“I always recommend folks start with engagement actions: Get your team on board and get organized,” she said. “That’s going to give you the foundation, and you’ll find out who in your lab might be an expert or really passionate about different aspects of sustainability.”

In the Marsland Lab, that passionate individual was Hutchinson, who as lab manager has spearheaded the group’s recent efforts to become more sustainable. Along with educating lab members on efficient use of equipment, he recently attended a supplier show held by Pitt Sustainability where he learned about recyclable and sustainable alternatives to equipment the lab uses.

Hutchinson also looked for resources on the Green Labs website and worked with Potoczny to find alternate ways of purchasing what the lab does use. For instance, he was able to procure items in smaller quantities and prevent waste by purchasing from the Dietrich School Scientific Stockroom rather than a large supplier. Almost right away, the lab qualified for the second tier of green labs, a “sprout.”

“Some of the things you can do to make your lab more sustainable are there waiting for you,” he said. “It’s just a matter of having the information and knowing where to look.”

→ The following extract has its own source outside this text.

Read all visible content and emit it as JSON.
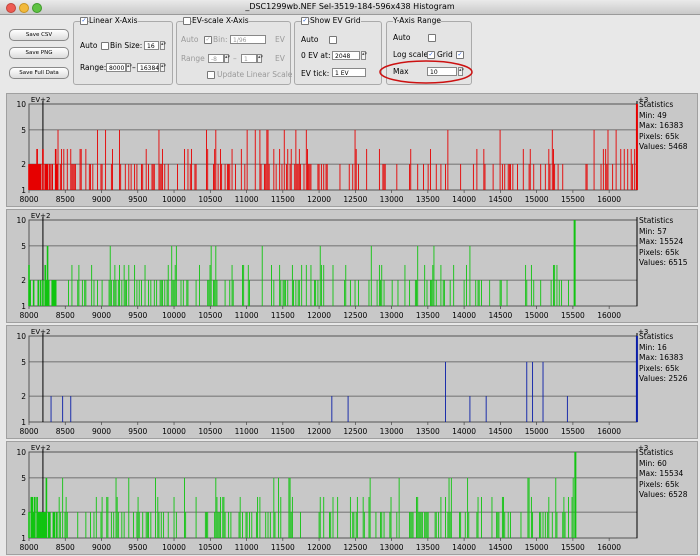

[Read more: How the Rehab Neural Engineering Labs are going green.]

Marsland and her lab study how the environment in which a person lives shapes their health over the course of a lifetime, making them more vulnerable to chronic inflammatory and respiratory diseases. The impact of early-life environments, the group has found, can be seen in a person’s biology even as an adult.

“There are biological pathways that actually link all these exposures to risk of disease,” said Marsland. “It’s how these factors that we broadly call social determinants of health actually function to impact health.”

And decades of work examining those connections have, for Marsland, highlighted necessity of environmental stewardship. If early exposures to pollutants can accelerate biological aging and disease, that’s just one more reason to make sure that her lab is part of the sustainability solution.

“Education is increasing, and awareness is increasing,” she said. “There’s a long way to go, but I think these are things that will ultimately inspire and bring about change.”


— Patrick Monahan, photography by Aimee Obidzinski